- Hertog MG, et al. Dietary antioxidant flavonoids and risk of coronary heart disease: the Zutphen Elderly Study. Lancet. 1993 Oct 23;342(8878):1007-11.
- Huang Z, et al. The role of selenium in inflammation and immunity: From molecular mechanisms to therapeutic opportunities. Antioxid Redox Signal. 2012 Apr 1; 16(7): 705–43.
- Larson AJ, Symons JD, and Jalili T. Therapeutic potential of quercetin to decrease blood pressure: review of efficacyand mechanisms. Adv Nutr. 2012 Jan; 3(1):39–46.
- Law YY, et al. Consumption of onion juice modulates oxidative stress and attenuates the risk of bone disorders in middle-aged and post-menopausal healthy subjects. Food Funct. 2016 Feb;7(2):902–12
- Lu TM, et al. Hypocholesterolemic efficacy of quercetin rich onion juice in healthy mild hypercholesterolemic adults: a pilot study. Plant Foods Hum Nutr. 2015 Dec;70(4):395–400.
- Perez-Vizcaino F, et al. Antihypertensive effects of the flavonoid quercetin. Pharmacol Rep. 2009 Jan–Feb;61(1):67–75.
- Sharquie KE and Al-Obaidi HK. Onion juice (Allium cepa L.), a new topical treatment for alopecia areata. J Dermatol. 2002 Jun;29(6):343–6.
- Slavin J. Fiber and prebiotics: mechanisms and health benefits.
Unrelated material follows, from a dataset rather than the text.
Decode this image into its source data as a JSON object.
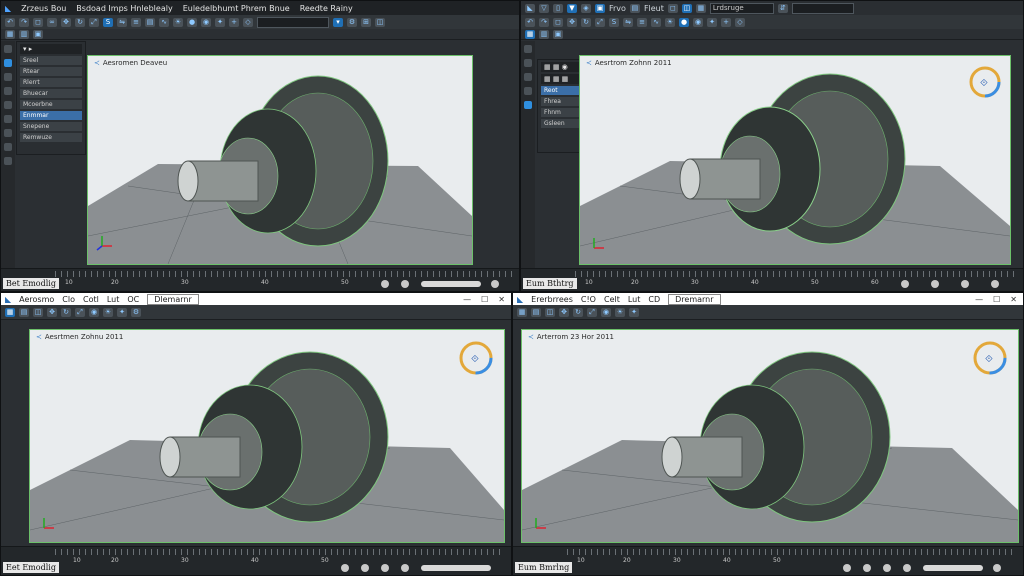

Nutrients. 2013 Apr;5(4):1417–1435.
© 2017, 2019 Stephen Sinatra, MD. All rights reserved.